Last year when the Code Red swell was forecast for the Billabong Pro Teahupoo, the best big-wave surfers arrived en masse and charged one of the biggest days of the year. It was a spectacle, and Billabong capitalized on the situation by keeping the cameras rolling, and subsequently marketing the footage.
Déjà vu struck at Cloudbreak this year when an enormous forecasted swell arrived during the Volcom Fiji Pro. Thirty of the best big-wave surfers were already in town, and so ensued one of the greatest paddle-in sessions in the history of the universe. Volcom, like Billabong, kept the cameras rolling. The public outrage due to the contest being canceled was totally eclipsed by the media hullabaloo surrounding the groundbreaking big-wave exploits that went down that afternoon.

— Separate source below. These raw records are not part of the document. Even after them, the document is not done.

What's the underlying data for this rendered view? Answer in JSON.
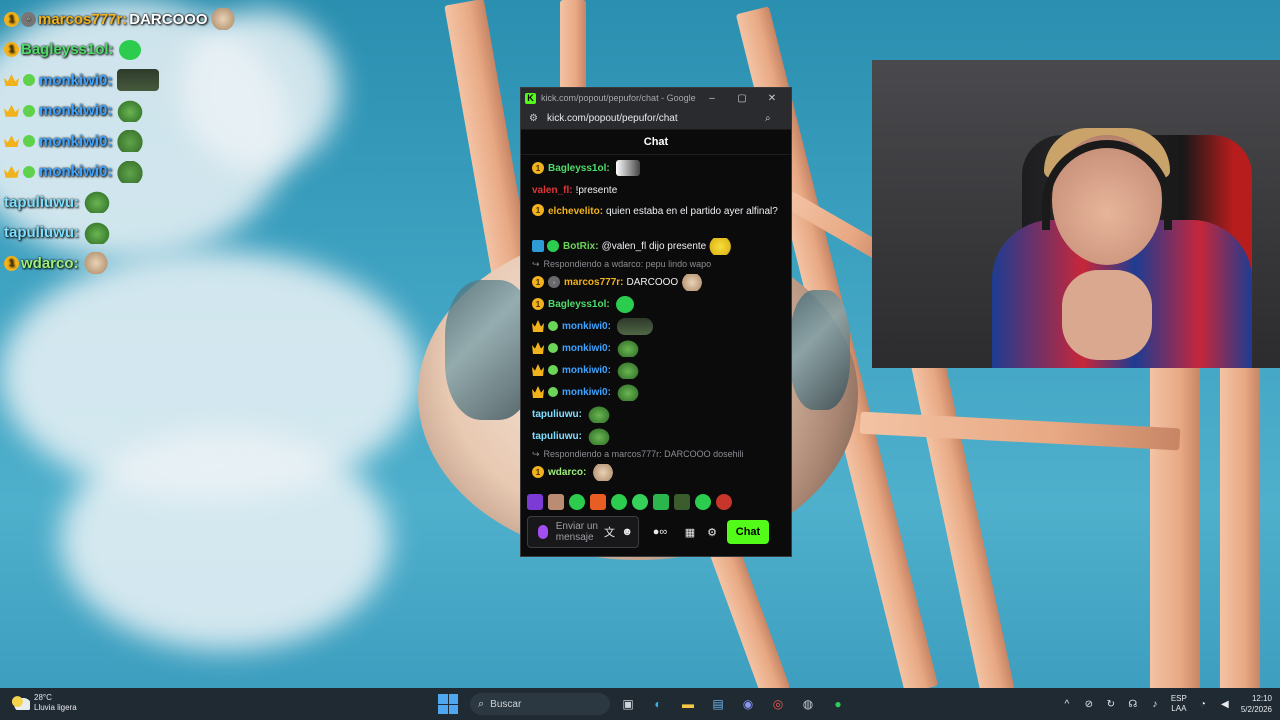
{
  "overlay_chat": [
    {
      "badges": [
        "sub-1",
        "gray"
      ],
      "user": "marcos777r:",
      "user_color": "#f2b21b",
      "text": "DARCOOO",
      "emotes": [
        "cat"
      ]
    },
    {
      "badges": [
        "sub-1"
      ],
      "user": "Bagleyss1ol:",
      "user_color": "#4fdc6a",
      "text": "",
      "emotes": [
        "green"
      ]
    },
    {
      "badges": [
        "crown",
        "sub"
      ],
      "user": "monkiwi0:",
      "user_color": "#3ea3ff",
      "text": "",
      "emotes": [
        "dark"
      ]
    },
    {
      "badges": [
        "crown",
        "sub"
      ],
      "user": "monkiwi0:",
      "user_color": "#3ea3ff",
      "text": "",
      "emotes": [
        "pepe"
      ]
    },
    {
      "badges": [
        "crown",
        "sub"
      ],
      "user": "monkiwi0:",
      "user_color": "#3ea3ff",
      "text": "",
      "emotes": [
        "frog"
      ]
    },
    {
      "badges": [
        "crown",
        "sub"
      ],
      "user": "monkiwi0:",
      "user_color": "#3ea3ff",
      "text": "",
      "emotes": [
        "frog"
      ]
    },
    {
      "badges": [],
      "user": "tapuliuwu:",
      "user_color": "#7ee0ff",
      "text": "",
      "emotes": [
        "pepe"
      ]
    },
    {
      "badges": [],
      "user": "tapuliuwu:",
      "user_color": "#7ee0ff",
      "text": "",
      "emotes": [
        "pepe"
      ]
    },
    {
      "badges": [
        "sub-1"
      ],
      "user": "wdarco:",
      "user_color": "#9ef07a",
      "text": "",
      "emotes": [
        "cat"
      ]
    }
  ],
  "window": {
    "title": "kick.com/popout/pepufor/chat - Google Chr...",
    "url": "kick.com/popout/pepufor/chat",
    "controls": {
      "minimize": "–",
      "maximize": "▢",
      "close": "✕"
    }
  },
  "chat": {
    "header": "Chat",
    "messages": [
      {
        "kind": "msg",
        "badges": [
          "sub-1"
        ],
        "user": "Bagleyss1ol:",
        "user_color": "#4fdc6a",
        "text": "",
        "emote": "img"
      },
      {
        "kind": "msg",
        "badges": [],
        "user": "valen_fl:",
        "user_color": "#e0363a",
        "text": "!presente",
        "emote": ""
      },
      {
        "kind": "tall",
        "badges": [
          "sub-1"
        ],
        "user": "elchevelito:",
        "user_color": "#f2b21b",
        "text": "quien estaba en el partido ayer alfinal?",
        "emote": ""
      },
      {
        "kind": "msg",
        "badges": [
          "bot"
        ],
        "user": "BotRix:",
        "user_color": "#6cd457",
        "text": "@valen_fl dijo presente",
        "emote": "yellow"
      },
      {
        "kind": "reply",
        "text": "Respondiendo a wdarco: pepu lindo wapo"
      },
      {
        "kind": "msg",
        "badges": [
          "sub-1",
          "gray"
        ],
        "user": "marcos777r:",
        "user_color": "#f2b21b",
        "text": "DARCOOO",
        "emote": "cat"
      },
      {
        "kind": "msg",
        "badges": [
          "sub-1"
        ],
        "user": "Bagleyss1ol:",
        "user_color": "#4fdc6a",
        "text": "",
        "emote": "green"
      },
      {
        "kind": "msg",
        "badges": [
          "crown",
          "sub"
        ],
        "user": "monkiwi0:",
        "user_color": "#3ea3ff",
        "text": "",
        "emote": "dark"
      },
      {
        "kind": "msg",
        "badges": [
          "crown",
          "sub"
        ],
        "user": "monkiwi0:",
        "user_color": "#3ea3ff",
        "text": "",
        "emote": "frog"
      },
      {
        "kind": "msg",
        "badges": [
          "crown",
          "sub"
        ],
        "user": "monkiwi0:",
        "user_color": "#3ea3ff",
        "text": "",
        "emote": "frog"
      },
      {
        "kind": "msg",
        "badges": [
          "crown",
          "sub"
        ],
        "user": "monkiwi0:",
        "user_color": "#3ea3ff",
        "text": "",
        "emote": "frog"
      },
      {
        "kind": "msg",
        "badges": [],
        "user": "tapuliuwu:",
        "user_color": "#7ee0ff",
        "text": "",
        "emote": "frog"
      },
      {
        "kind": "msg",
        "badges": [],
        "user": "tapuliuwu:",
        "user_color": "#7ee0ff",
        "text": "",
        "emote": "frog"
      },
      {
        "kind": "reply",
        "text": "Respondiendo a marcos777r: DARCOOO dosehili"
      },
      {
        "kind": "msg",
        "badges": [
          "sub-1"
        ],
        "user": "wdarco:",
        "user_color": "#9ef07a",
        "text": "",
        "emote": "cat"
      }
    ],
    "input_placeholder": "Enviar un mensaje",
    "send_label": "Chat",
    "accent": "#53fc18"
  },
  "taskbar": {
    "temperature": "28°C",
    "weather": "Lluvia ligera",
    "search_placeholder": "Buscar",
    "lang_top": "ESP",
    "lang_bottom": "LAA",
    "time": "12:10",
    "date": "5/2/2026"
  }
}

The sponsors and the people making the hard decisions (contest director, head judge, surfers reps) choreographed both the Teahupoo and Cloudbreak situations, and both had mixed but ultimately positive outcomes. Which gets one to thinking: maybe there should be some sort of ASP ratification of the existing Big-Wave Tour in situations like this. Maybe there should be a size limit, when an event switches over from WT to BWWT. Maybe…
The thinking is that there is already a total media infrastructure in place, but it exclusively caters for the World Tour. If it incorporates a Big-Wave World Tour, the combined media output would elevate surfing as a whole. It could compound mainstream access and would be beneficial to all parties. We hit up Kelly Slater to get his thoughts on a Big Wave World Tour piggybacking the current WT system.
“I think ASP is crazy not to make a specific platform that is recognized around the world as the Big Wave Tour,” said Slater. “It exists but isn’t affiliated with ASP to my knowledge at this point. There doesn’t seem to be the financial backing and support, which seems bizarre to me.”
Slater gets that big-wave surfing, footage of giant waves, and death-defying situations are what hooks the non-surfing public the most.
“Huge waves are the most interesting thing for surfers and non surfers to watch,” added Slater. “It really is the only thing that translates outside of surfing for people visually. They understand man against the elements, and life or death situations. It’s intriguing and exciting and I think it should be a focus in pro surfing but for some reason it isn’t as of now.”
As for the ASP recognizing the existing Big Wave World Tour, and possibly ratifying the events, Grant “Twiggy” Baker reckons that what we experienced at Teahupoo and Cloudbreak recently won’t happen too often.
“We already have a Big Wave World Tour centered around the biggest waves we can find around the world including Chile, Peru, Mavericks, Todos etc. But I think it would be a great idea to throw some big barreling waves in there as well. Places like Cloudbreak, Puerto, Teahupoo and Pipeline would make it more complete,” says Baker. “The problem with incorporating it onto the ASP schedule would be actually getting a massive swell like that to co-operate with the set dates again. We have been lucky to see two of the biggest swells ever for those venues in two years, but that’s extremely lucky, and I can’t see it happening again.”
The thing is, according to Slater, people really want to see big waves, and sponsors should make use of this more efficiently.
“People want to see 50-footers,” Slater says. “They don’t want to see 5-footers with 4-foot airs. That doesn’t relate to people who don’t surf. A fifty foot wave will make anybody stop and pay attention no matter how tough you think any other thing in the world is.”
Dave Prodan, International Media Director for the ASP, has recognized some significant changes on the horizon after this game-changing scenario that has taken place in Fiji.
“Two of the offshoots I think we’ll be seeing from Friday’s session [the big day in Fiji] are: 1) event organizers evolving their comprehension of what is “rideable” from a paddle-in standpoint, and 2) the ASP Top 34 having the appropriate equipment if such an occasion arises again,” says Prodan.
When pushed on the possibility of a big-wave world tour piggybacking a World Tour event should another mammoth swell be forecast during a contest’s waiting period, Prodan is open to the possibilities.
“The ASP has had discussions with the Big Wave World Tour and see this as a challenging, but important discipline within professional surfing,” said Prodan. “We’re here to assist them in any fashion we can.”
Only time will tell if the ASP will seize the opportunity to bring big-wave surfing into the fold. But the reality is that both the Code Red and Fiji swells aligning with World Tour events were longshot coincidences. Coincidences that, regardless of how they are marketed, made it possible for us to witness history as it happened.